  • Blackberry Farm, a 30-year-old resort gem in Tennessee’s Smoky Mountains, just opened Wellhouse, a comprehensive spa/wellness center, with a specific focus on Japanese forest bathing. Its new “Deep Healing Woods” activities (from inforest yoga and meditation to endurance hikes) all end at an platform deep in the woods, and the spa uses a rich harvest of forest-found, seasonal flowers and herbs, etc.
  •  Woodloch Lodge in Pennsylvania’s Pocono Mountains, has added a Forest Bathing program, with walks led by a master herbalist teaching guests the shinrin-roku way: mindful contemplation, deep-breathing and foraging for edible plants/remedies.
  • Stowe Mountain Lodge, a ski-and-wellness resort in Vermont, has added a “Wei to Wellness” package, starring a “Mindful Snowshoe Tour” based on Japanese forest-bathing principles.
  • In forest-dense Canada, the luxury wilderness resort Trout Point Lodge in Nova Scotia has made forest bathing a centerpiece.

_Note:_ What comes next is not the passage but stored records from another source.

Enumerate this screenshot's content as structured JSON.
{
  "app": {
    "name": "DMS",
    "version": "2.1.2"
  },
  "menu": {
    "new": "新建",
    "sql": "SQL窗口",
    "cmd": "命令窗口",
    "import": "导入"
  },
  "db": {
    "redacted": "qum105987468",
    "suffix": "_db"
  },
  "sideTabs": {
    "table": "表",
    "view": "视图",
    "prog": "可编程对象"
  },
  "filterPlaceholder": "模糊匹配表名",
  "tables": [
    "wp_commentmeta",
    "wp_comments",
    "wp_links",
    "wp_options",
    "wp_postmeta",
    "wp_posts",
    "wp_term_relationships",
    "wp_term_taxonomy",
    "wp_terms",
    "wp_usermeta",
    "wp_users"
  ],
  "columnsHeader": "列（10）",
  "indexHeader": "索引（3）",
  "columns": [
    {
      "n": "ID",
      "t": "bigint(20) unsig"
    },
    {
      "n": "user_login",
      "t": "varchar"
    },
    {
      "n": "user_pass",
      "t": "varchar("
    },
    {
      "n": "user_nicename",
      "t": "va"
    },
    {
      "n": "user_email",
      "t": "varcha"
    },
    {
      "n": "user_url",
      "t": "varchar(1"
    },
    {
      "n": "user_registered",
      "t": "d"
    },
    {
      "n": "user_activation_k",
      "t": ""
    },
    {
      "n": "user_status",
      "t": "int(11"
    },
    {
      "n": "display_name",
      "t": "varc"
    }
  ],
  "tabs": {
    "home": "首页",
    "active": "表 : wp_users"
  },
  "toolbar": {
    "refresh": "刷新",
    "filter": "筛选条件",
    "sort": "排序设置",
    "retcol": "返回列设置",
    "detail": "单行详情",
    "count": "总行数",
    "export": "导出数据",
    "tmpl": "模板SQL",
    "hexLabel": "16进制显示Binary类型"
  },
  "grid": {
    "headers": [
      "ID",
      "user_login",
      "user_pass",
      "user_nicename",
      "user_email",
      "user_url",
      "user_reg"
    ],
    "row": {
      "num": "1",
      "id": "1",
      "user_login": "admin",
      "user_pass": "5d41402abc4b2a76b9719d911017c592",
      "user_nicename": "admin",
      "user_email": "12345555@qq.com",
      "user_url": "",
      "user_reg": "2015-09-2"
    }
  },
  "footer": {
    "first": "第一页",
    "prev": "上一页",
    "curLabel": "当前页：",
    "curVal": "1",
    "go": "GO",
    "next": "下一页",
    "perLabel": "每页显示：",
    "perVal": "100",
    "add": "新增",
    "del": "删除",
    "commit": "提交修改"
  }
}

Stressed-out city-dwellers need forest healing the most. In the UK, Center Parcs has a collection of five, very popular “forest villages” with menus of water, fitness and spa activities spread out across 400 woodland acres. 

"We don’t necessarily use the term ‘forest bathing’ yet, but it’s a great way to describe the experience guests can enjoy being together and getting closer to nature, " says Don Camilleri, director of Hospitality and Leisure Concepts and former development director of Center Parcs UK.  

"The spa pools are surrounded by forest, there’s a menu of guided forest walks, and working with Austria’s Schletterer Consult they’ve created innovative Thermal Suites that infuse oxygen and forest-extracted essential oils, salts and minerals into the air so people can 'forest bathe' even when it rains."

"It’s no surprise that densely urban places like Japan and Korea were first to rush to forest bathing, but as the world undergoes the most intense urbanization in history, we’re all in a sense 'turning Japanese.'" says SpaFinder.   Fifty-four percent of us now live in urban areas, and that number will rise to 66 percent by 2050.

And while more people travel to forests in search of health and rejuvenation, experts will find creative ways to bring more green corridors to where more people now live: the city.